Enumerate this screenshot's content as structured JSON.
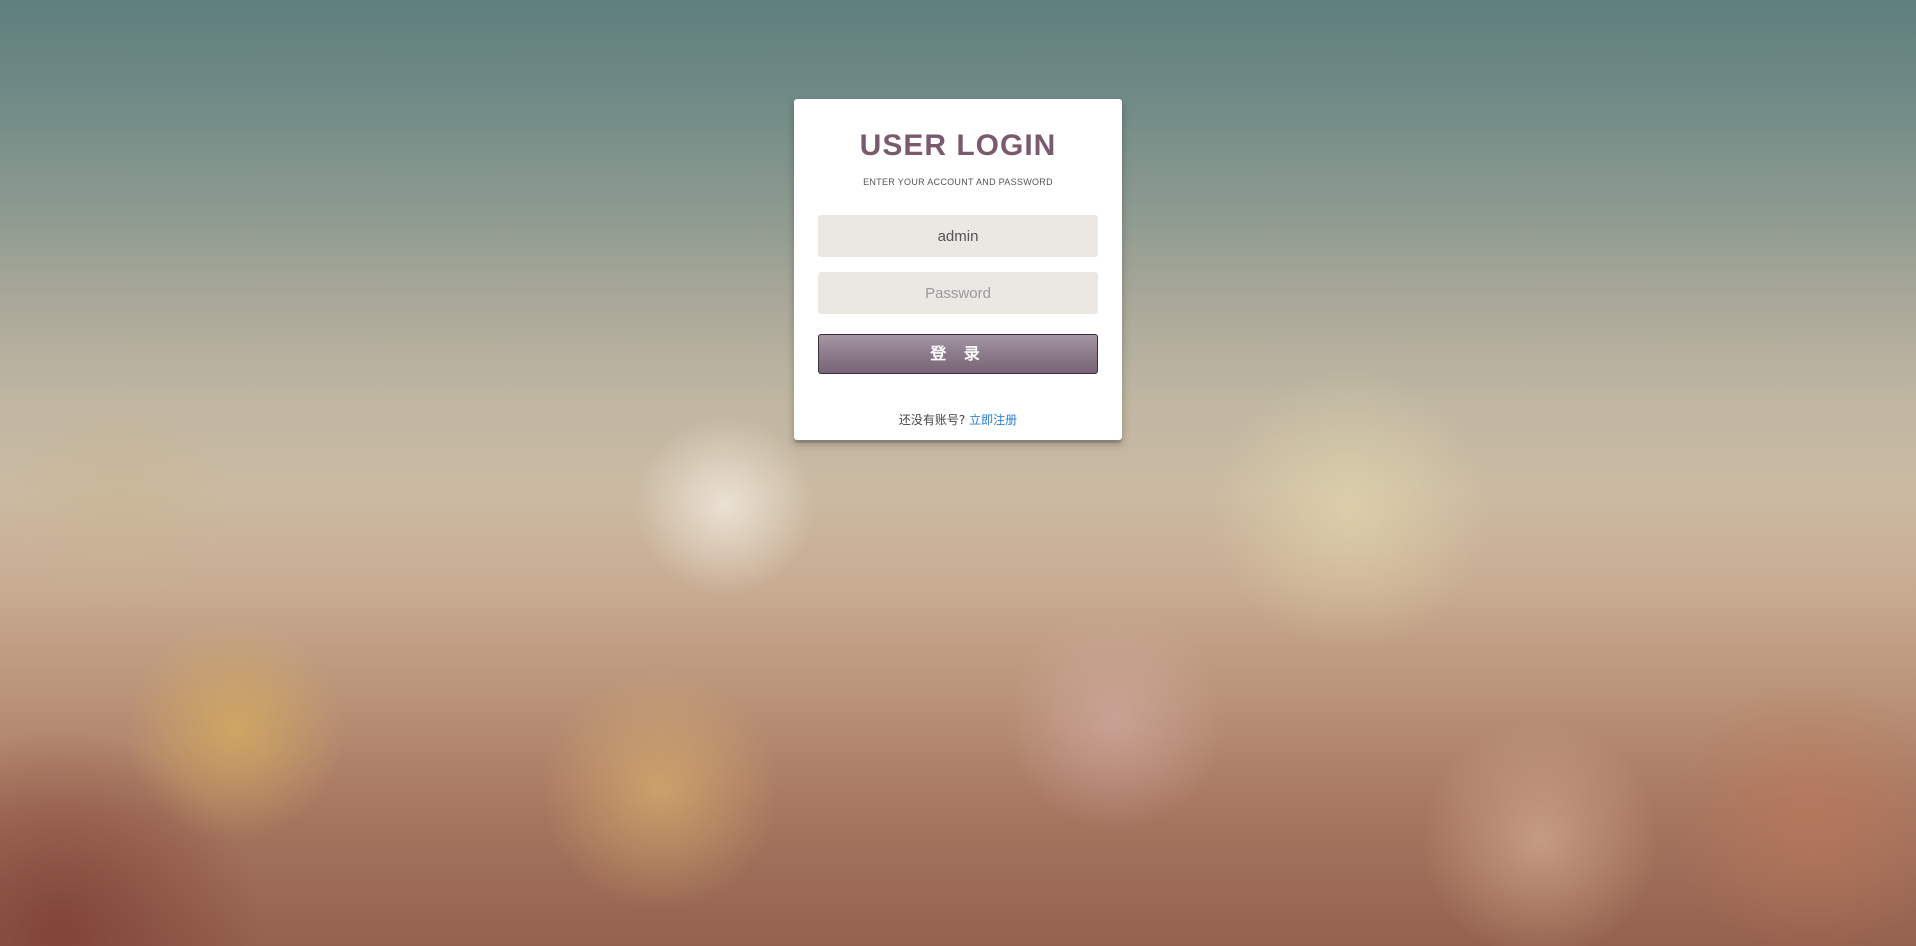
{
  "login": {
    "title": "USER LOGIN",
    "subtitle": "ENTER YOUR ACCOUNT AND PASSWORD",
    "username_value": "admin",
    "password_placeholder": "Password",
    "login_button_label": "登 录",
    "register_prompt": "还没有账号?",
    "register_link": "立即注册"
  },
  "colors": {
    "title": "#7a5a6e",
    "input_background": "#ebe7e3",
    "button_top": "#a597a4",
    "button_bottom": "#776575",
    "link": "#2a7fd4"
  }
}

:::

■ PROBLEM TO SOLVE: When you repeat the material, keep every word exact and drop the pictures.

■ RESULT FOR THIS EXERCISE:
Enumerate this screenshot's content as structured JSON.
{
  "login": {
    "title": "USER LOGIN",
    "subtitle": "ENTER YOUR ACCOUNT AND PASSWORD",
    "username_value": "admin",
    "password_placeholder": "Password",
    "login_button_label": "登 录",
    "register_prompt": "还没有账号?",
    "register_link": "立即注册"
  },
  "colors": {
    "title": "#7a5a6e",
    "input_background": "#ebe7e3",
    "button_top": "#a597a4",
    "button_bottom": "#776575",
    "link": "#2a7fd4"
  }
}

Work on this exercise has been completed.